“I hear you’re the new lawn boy.”

I nodded.

He went on. “My name is Arnold, Arnold Howell, and I’m over there on the corner. How much would you charge for my lawn?”


I looked past him. It was good sized, but flat and with not much detail work. “Would forty dollars be all right?”

“Thirty-five would be better.”

“Well…” Other people had been paying me forty dollars for a lawn that big, and that seemed fair. “I guess…”

“ The thing is, I’m having a cash-flow problem and I’ll have to scramble to find even thirty-five dollars. I’m a stockbroker and I work from home and I’m a bit overextended right now.”

All of which was more than I needed or wanted to know. But he seemed okay and I thought he had an honest face – which turned out to be right , except that I’m not sure what a dishonest face would look like.

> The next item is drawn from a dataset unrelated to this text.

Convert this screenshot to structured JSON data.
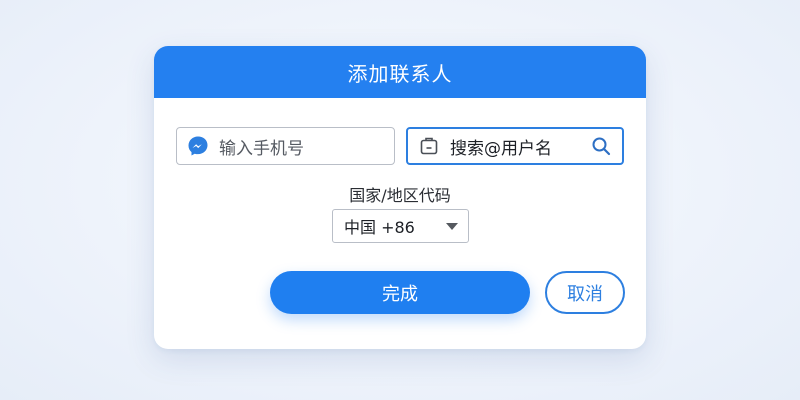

Maybe a sneaky turtle? Or a shifty rabbit?

“Tell you what” he said. “How you would like to barter – take it out in trade?”

“I don’t know what you mean.” I didn’t think he ‘d have anything I wanted. Not clothes. Especially not clothes.

“Like I said. I work out of my home. I do mostly day-trading. Work the small board, so to speak. I mean its far-out, a really groovy way to work…and I make a nickel now and then, you know, moving this and that.


Was he crazy? Or one of those people with something loose in his brain. Somehow he forgot he was talking to a twelve-year-old kid with an old riding mower who knew nothing about the stock market.

“So you’re too young to have an account of your own but I could run the thirty-five dollars I owe you in on my account and make a purchase for you. It would be in my name but you would get the proceeds. What do you think?”

“I don’t know what you’re talking about. You’re going to buy something for me with money you owe me but don’t have?”


“What are you going to buy?”


“What’s stock?”

“Shares in a company. You would buy shares in a company.”


“ Because if the company does well, the shares go up in value and you sell them to someone else and make money.”

“That’s how the stock market works? It’s that simple?”


“Well, yes. With a whole bunch of rules and regulations and controls, that’s pretty much how it works.”

“And you always make money?”

He shook his head. “Not always. That’s the…beauty of it. If the stock you buy goes down, you lose money.”


“You have to be aware of that and buy carefully. “

Well then, the secret is to only buy stock that goes up.”

Arnold nodded.

“How hard can it be?” I shrugged. I didn’t have a clue what I was talking about. But it seemed pretty basic, and I had pockets full of money.

I hadn’t figured out where in the house to hide it where my mother couldn’t find it, so I kept it jammed in my pockets.

Arnold made it all seem so easy.

“Let’s do it,” I said.